Raverat’s depiction of water is masterful, managing to evoke fluidity even when working with so immobile a medium as wood. The display also demonstrates the strength and precision of her wood engraving. A dense network of extremely fine, exactingly carved lines are used to trace out the complicated shapes of the plants and foliage seen in many of the woodcuts, such as Poplars in France, perhaps the most technically accomplished of the prints.
This is particularly evident in a small group of figure studies in a cabinet by the door, which also contains one of Raverat’s sketchbooks and a selection of her wood-engraving tools. Two of the prints – Wood Nymphs (1910), and Sleepers (1927) – depict the Raverats’ nanny, Babette Giroux, clad in flowing drapery reminiscent of a classical statue, each fold reproduced in high detail.
The prints are nicely complemented by their pale surroundings, and the exhibition also provides a welcome opportunity to visit the rest of the house. It’s an interesting modernist space filled with a delightful mixture of paintings, prints and china collected by Jim and Helen Ede, including a portrait of Gwen Raverat drawn in pencil by Elisabeth Vellacott.

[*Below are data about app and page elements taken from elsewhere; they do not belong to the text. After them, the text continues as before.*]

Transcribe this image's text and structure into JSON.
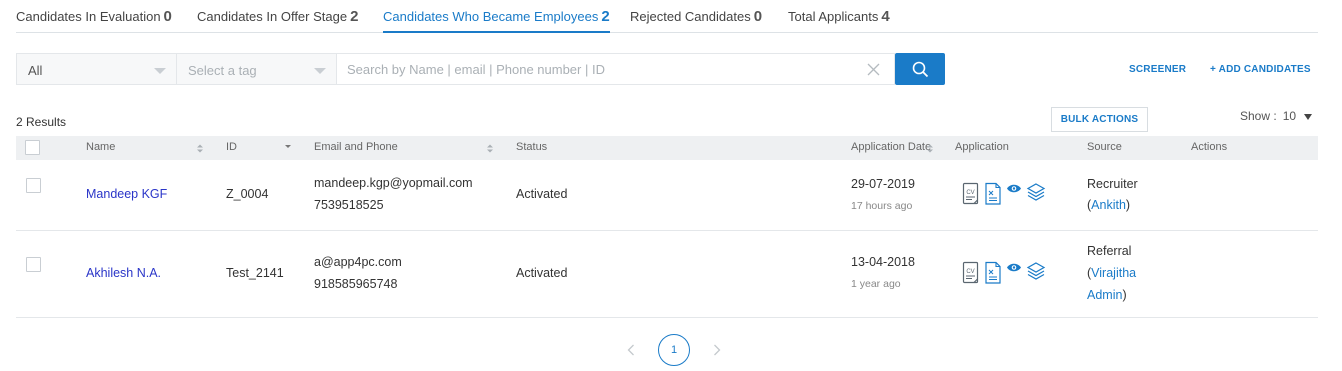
{
  "tabs": [
    {
      "label": "Candidates In Evaluation",
      "count": "0",
      "active": false
    },
    {
      "label": "Candidates In Offer Stage",
      "count": "2",
      "active": false
    },
    {
      "label": "Candidates Who Became Employees",
      "count": "2",
      "active": true
    },
    {
      "label": "Rejected Candidates",
      "count": "0",
      "active": false
    },
    {
      "label": "Total Applicants",
      "count": "4",
      "active": false
    }
  ],
  "filters": {
    "status_value": "All",
    "tag_placeholder": "Select a tag",
    "search_placeholder": "Search by Name | email | Phone number | ID"
  },
  "actions": {
    "screener": "SCREENER",
    "add_candidates": "+ ADD CANDIDATES",
    "bulk_actions": "BULK ACTIONS"
  },
  "results_text": "2 Results",
  "show": {
    "label": "Show :",
    "value": "10"
  },
  "table": {
    "headers": {
      "name": "Name",
      "id": "ID",
      "email_phone": "Email and Phone",
      "status": "Status",
      "application_date": "Application Date",
      "application": "Application",
      "source": "Source",
      "actions": "Actions"
    },
    "rows": [
      {
        "name": "Mandeep KGF",
        "id": "Z_0004",
        "email": "mandeep.kgp@yopmail.com",
        "phone": "7539518525",
        "status": "Activated",
        "date": "29-07-2019",
        "ago": "17 hours ago",
        "source_line1": "Recruiter",
        "source_open": "(",
        "source_name": "Ankith",
        "source_close": ")"
      },
      {
        "name": "Akhilesh N.A.",
        "id": "Test_2141",
        "email": "a@app4pc.com",
        "phone": "918585965748",
        "status": "Activated",
        "date": "13-04-2018",
        "ago": "1 year ago",
        "source_line1": "Referral",
        "source_open": "(",
        "source_name_1": "Virajitha",
        "source_name_2": "Admin",
        "source_close": ")"
      }
    ]
  },
  "pagination": {
    "current": "1"
  },
  "colors": {
    "accent": "#1a7bc8",
    "name_link": "#2a35c8",
    "header_bg": "#eef0f2"
  },
  "icons": [
    "chevron-down-icon",
    "clear-icon",
    "search-icon",
    "sort-icon",
    "cv-icon",
    "document-icon",
    "eye-icon",
    "layers-icon",
    "chevron-left-icon",
    "chevron-right-icon"
  ]
}
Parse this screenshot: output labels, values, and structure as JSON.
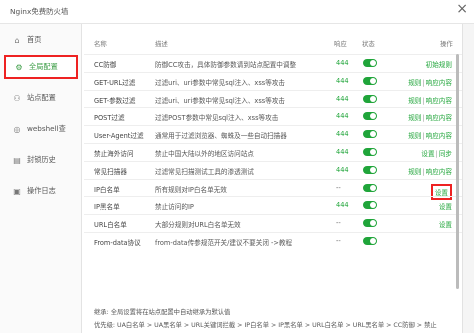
{
  "window": {
    "title": "Nginx免费防火墙"
  },
  "sidebar": {
    "items": [
      {
        "label": "首页",
        "icon": "home-icon",
        "glyph": "⌂"
      },
      {
        "label": "全局配置",
        "icon": "settings-icon",
        "glyph": "⚙"
      },
      {
        "label": "站点配置",
        "icon": "site-icon",
        "glyph": "⚇"
      },
      {
        "label": "webshell查",
        "icon": "scan-icon",
        "glyph": "◎"
      },
      {
        "label": "封锁历史",
        "icon": "history-icon",
        "glyph": "▤"
      },
      {
        "label": "操作日志",
        "icon": "log-icon",
        "glyph": "▣"
      }
    ]
  },
  "table": {
    "headers": {
      "name": "名称",
      "desc": "描述",
      "resp": "响应",
      "status": "状态",
      "op": "操作"
    },
    "rows": [
      {
        "name": "CC防御",
        "desc": "防御CC攻击，具体防御参数请到站点配置中调整",
        "resp": "444",
        "toggle": true,
        "ops": [
          "初始规则"
        ]
      },
      {
        "name": "GET-URL过滤",
        "desc": "过滤uri、uri参数中常见sql注入、xss等攻击",
        "resp": "444",
        "toggle": true,
        "ops": [
          "规则",
          "响应内容"
        ]
      },
      {
        "name": "GET-参数过滤",
        "desc": "过滤uri、uri参数中常见sql注入、xss等攻击",
        "resp": "444",
        "toggle": true,
        "ops": [
          "规则",
          "响应内容"
        ]
      },
      {
        "name": "POST过滤",
        "desc": "过滤POST参数中常见sql注入、xss等攻击",
        "resp": "444",
        "toggle": true,
        "ops": [
          "规则",
          "响应内容"
        ]
      },
      {
        "name": "User-Agent过滤",
        "desc": "通常用于过滤浏览器、蜘蛛及一些自动扫描器",
        "resp": "444",
        "toggle": true,
        "ops": [
          "规则",
          "响应内容"
        ]
      },
      {
        "name": "禁止海外访问",
        "desc": "禁止中国大陆以外的地区访问站点",
        "resp": "444",
        "toggle": true,
        "ops": [
          "设置",
          "同步"
        ]
      },
      {
        "name": "常见扫描器",
        "desc": "过滤常见扫描测试工具的渗透测试",
        "resp": "444",
        "toggle": true,
        "ops": [
          "规则",
          "响应内容"
        ]
      },
      {
        "name": "IP白名单",
        "desc": "所有规则对IP白名单无效",
        "resp": "--",
        "toggle": true,
        "ops": [
          "设置"
        ],
        "boxed": true
      },
      {
        "name": "IP黑名单",
        "desc": "禁止访问的IP",
        "resp": "444",
        "toggle": true,
        "ops": [
          "设置"
        ]
      },
      {
        "name": "URL白名单",
        "desc": "大部分规则对URL白名单无效",
        "resp": "--",
        "toggle": true,
        "ops": [
          "设置"
        ]
      },
      {
        "name": "From-data协议",
        "desc": "from-data传参规范开关/建议不要关闭 ->教程",
        "resp": "--",
        "toggle": true,
        "ops": []
      }
    ]
  },
  "notes": {
    "line1": "继承: 全局设置将在站点配置中自动继承为默认值",
    "line2": "优先级: UA白名单 > UA黑名单 > URL关键词拦截 > IP白名单 > IP黑名单 > URL白名单 > URL黑名单 > CC防御 > 禁止"
  },
  "colors": {
    "accent": "#20a53a",
    "highlight": "#e22222"
  }
}
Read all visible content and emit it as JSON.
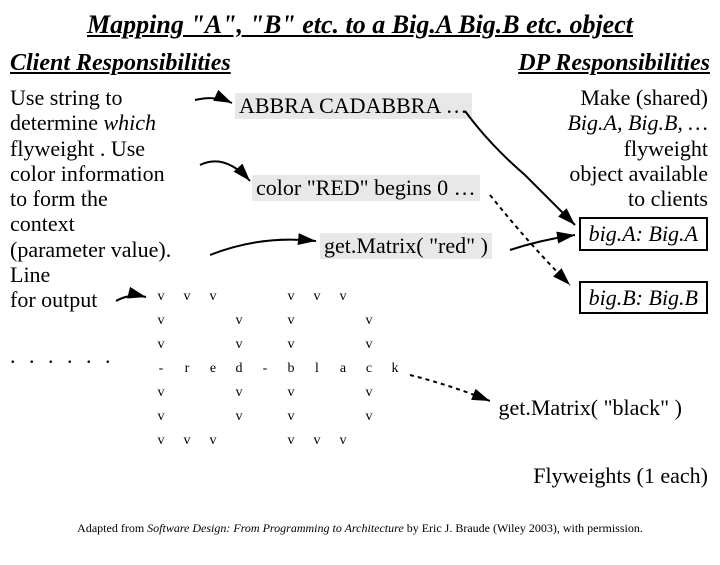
{
  "title": "Mapping \"A\", \"B\" etc.  to a Big.A Big.B etc. object",
  "subheads": {
    "left": "Client Responsibilities",
    "right": "DP Responsibilities"
  },
  "left": {
    "l1a": "Use string to",
    "l1b": "determine ",
    "l1bital": "which",
    "l1c": "flyweight .  Use",
    "l1d": "color information",
    "l1e": "to form the",
    "l1f": "context",
    "l1g": "(parameter value).",
    "l2a": "Line",
    "l2b": "for output",
    "dots": ". . . . . ."
  },
  "right": {
    "r1a": "Make (shared)",
    "r1b": "Big.A, Big.B, …",
    "r1c": "flyweight",
    "r1d": "object available",
    "r1e": "to clients",
    "boxA": "big.A: Big.A",
    "boxB": "big.B: Big.B"
  },
  "callouts": {
    "abbra": "ABBRA CADABBRA …",
    "red": "color \"RED\" begins 0 …",
    "gm1": "get.Matrix( \"red\" )",
    "gm2": "get.Matrix( \"black\" )"
  },
  "fly": "Flyweights (1 each)",
  "credit": {
    "pre": "Adapted from ",
    "book": "Software Design: From Programming to Architecture",
    "post": " by Eric J. Braude (Wiley 2003), with permission."
  },
  "matrix": [
    [
      "v",
      "v",
      "v",
      "",
      "",
      "v",
      "v",
      "v",
      "",
      ""
    ],
    [
      "v",
      "",
      "",
      "v",
      "",
      "v",
      "",
      "",
      "v",
      ""
    ],
    [
      "v",
      "",
      "",
      "v",
      "",
      "v",
      "",
      "",
      "v",
      ""
    ],
    [
      "-",
      "r",
      "e",
      "d",
      "-",
      "b",
      "l",
      "a",
      "c",
      "k"
    ],
    [
      "v",
      "",
      "",
      "v",
      "",
      "v",
      "",
      "",
      "v",
      ""
    ],
    [
      "v",
      "",
      "",
      "v",
      "",
      "v",
      "",
      "",
      "v",
      ""
    ],
    [
      "v",
      "v",
      "v",
      "",
      "",
      "v",
      "v",
      "v",
      "",
      ""
    ]
  ]
}
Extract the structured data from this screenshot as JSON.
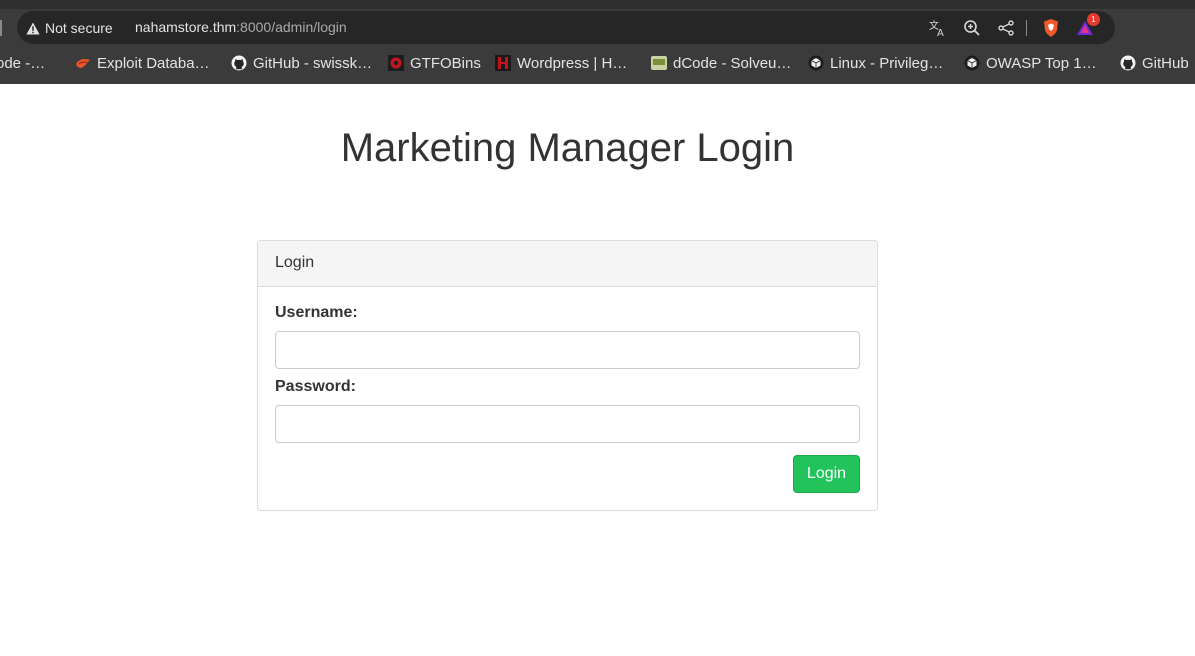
{
  "browser": {
    "security_label": "Not secure",
    "url_host": "nahamstore.thm",
    "url_rest": ":8000/admin/login",
    "rewards_count": "1",
    "icons": [
      "translate-icon",
      "zoom-icon",
      "share-icon",
      "brave-shields-icon",
      "brave-rewards-icon"
    ],
    "bookmarks": [
      {
        "label": "ode -…",
        "icon": "generic-favicon"
      },
      {
        "label": "Exploit Databa…",
        "icon": "exploit-db-icon"
      },
      {
        "label": "GitHub - swissk…",
        "icon": "github-icon"
      },
      {
        "label": "GTFOBins",
        "icon": "gtfobins-icon"
      },
      {
        "label": "Wordpress | H…",
        "icon": "hacktricks-icon"
      },
      {
        "label": "dCode - Solveu…",
        "icon": "dcode-icon"
      },
      {
        "label": "Linux - Privileg…",
        "icon": "hacktricks-cube-icon"
      },
      {
        "label": "OWASP Top 1…",
        "icon": "hacktricks-cube-icon"
      },
      {
        "label": "GitHub",
        "icon": "github-icon"
      }
    ]
  },
  "page": {
    "title": "Marketing Manager Login",
    "panel_heading": "Login",
    "username_label": "Username:",
    "username_value": "",
    "password_label": "Password:",
    "password_value": "",
    "login_button": "Login"
  },
  "colors": {
    "chrome_bg": "#3b3b3b",
    "address_bar_bg": "#262626",
    "login_button_bg": "#22c35a",
    "panel_heading_bg": "#f5f5f5"
  }
}
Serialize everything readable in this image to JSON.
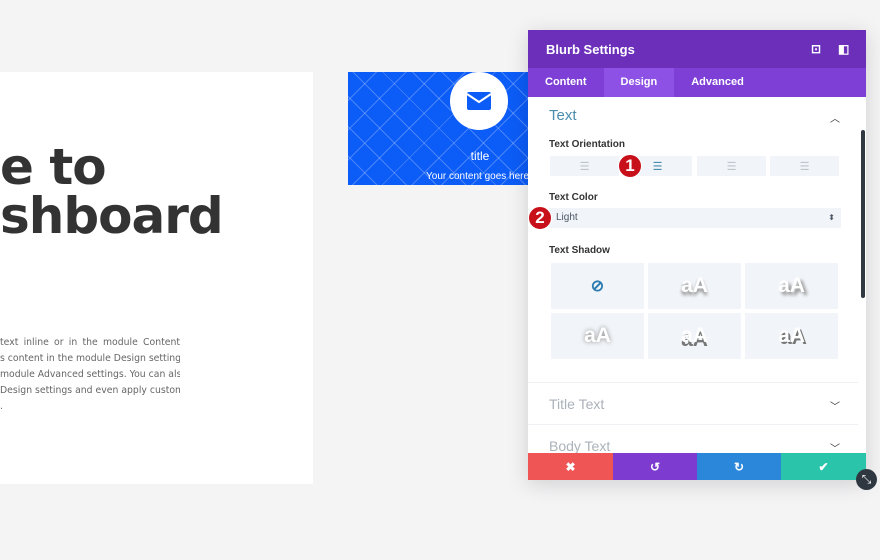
{
  "page": {
    "heading_line1": "e to",
    "heading_line2": "shboard",
    "paragraph": [
      "text inline or in the module Content",
      "s content in the module Design settings",
      "module Advanced settings. You can also",
      "Design settings and even apply custom",
      "."
    ]
  },
  "blurb": {
    "icon": "envelope-icon",
    "title": "title",
    "content": "Your content goes here",
    "background": "#0c5cf7"
  },
  "panel": {
    "title": "Blurb Settings",
    "tabs": [
      {
        "label": "Content"
      },
      {
        "label": "Design",
        "active": true
      },
      {
        "label": "Advanced"
      }
    ],
    "section_text": "Text",
    "text_orientation_label": "Text Orientation",
    "orientation_options": [
      "left",
      "center",
      "right",
      "justified"
    ],
    "orientation_selected": "center",
    "text_color_label": "Text Color",
    "text_color_value": "Light",
    "text_shadow_label": "Text Shadow",
    "shadow_preview": "aA",
    "section_title_text": "Title Text",
    "section_body_text": "Body Text",
    "colors": {
      "header": "#6b2fba",
      "tabs": "#7d3fd5",
      "cancel": "#ef5555",
      "undo": "#7e3bd0",
      "redo": "#2b87da",
      "save": "#29c4a9"
    }
  },
  "annotations": {
    "badge1": "1",
    "badge2": "2"
  }
}
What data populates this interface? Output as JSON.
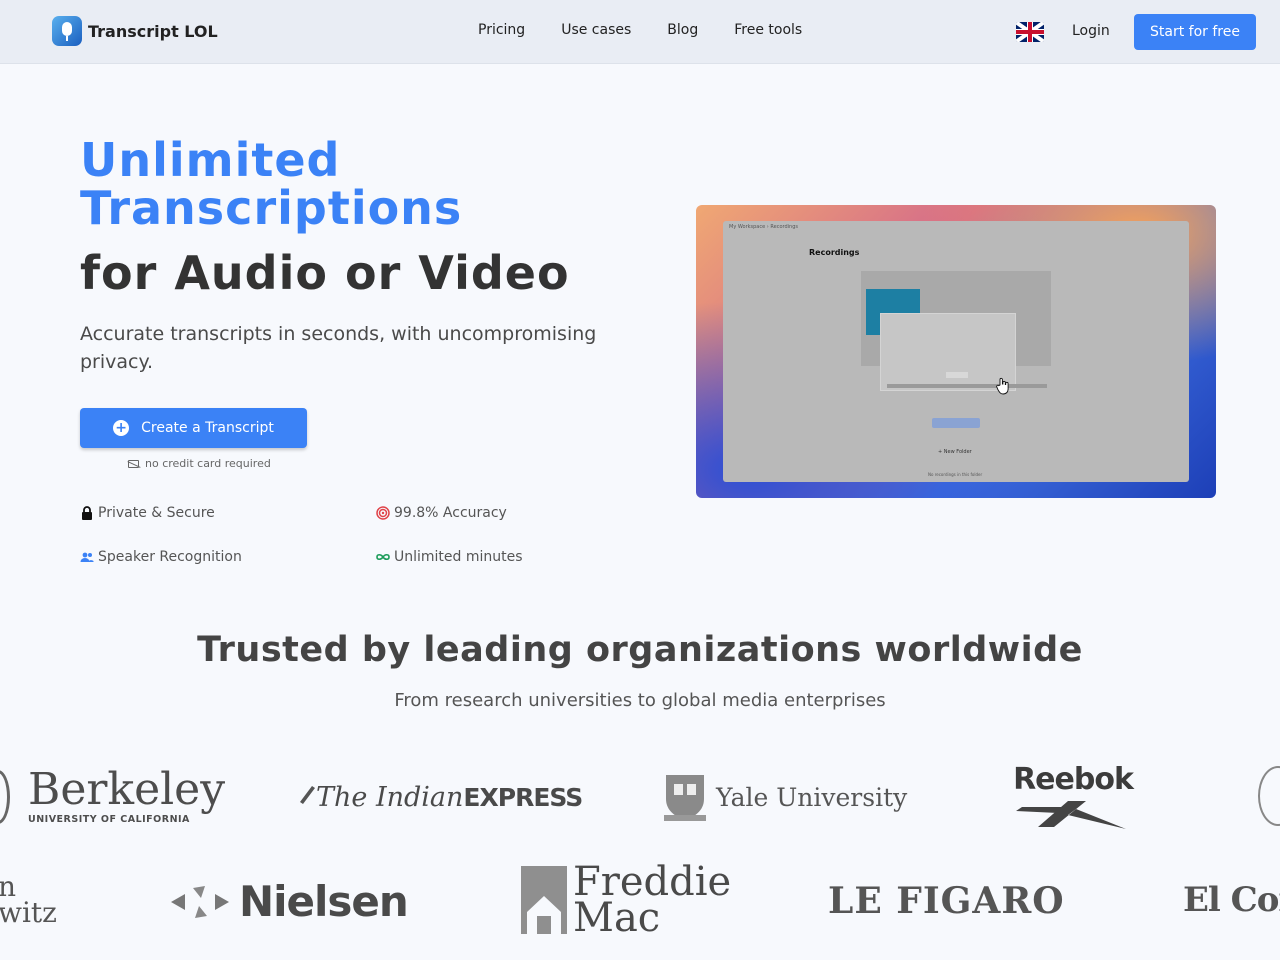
{
  "header": {
    "brand": "Transcript LOL",
    "nav": [
      "Pricing",
      "Use cases",
      "Blog",
      "Free tools"
    ],
    "login": "Login",
    "start": "Start for free"
  },
  "hero": {
    "title_line1": "Unlimited",
    "title_line2": "Transcriptions",
    "title_line3": "for Audio or Video",
    "subtitle": "Accurate transcripts in seconds, with uncompromising privacy.",
    "cta": "Create a Transcript",
    "no_card": "no credit card required",
    "features": [
      "Private & Secure",
      "99.8% Accuracy",
      "Speaker Recognition",
      "Unlimited minutes"
    ]
  },
  "preview": {
    "crumb": "My Workspace  ›  Recordings",
    "title": "Recordings",
    "new_folder": "+ New Folder",
    "footer": "No recordings in this folder"
  },
  "trusted": {
    "title": "Trusted by leading organizations worldwide",
    "subtitle": "From research universities to global media enterprises",
    "row1": {
      "berkeley_main": "Berkeley",
      "berkeley_sub": "UNIVERSITY OF CALIFORNIA",
      "indian_express_a": "The Indian",
      "indian_express_b": "EXPRESS",
      "yale": "Yale University",
      "reebok": "Reebok"
    },
    "row2": {
      "partial_left_a": "n",
      "partial_left_b": "witz",
      "nielsen": "Nielsen",
      "freddie_a": "Freddie",
      "freddie_b": "Mac",
      "figaro": "LE FIGARO",
      "el_con": "El Con"
    }
  }
}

Gwen Raverat’s wood engravings are on show at Kettle’s Yard, Cambridge, until 23 November.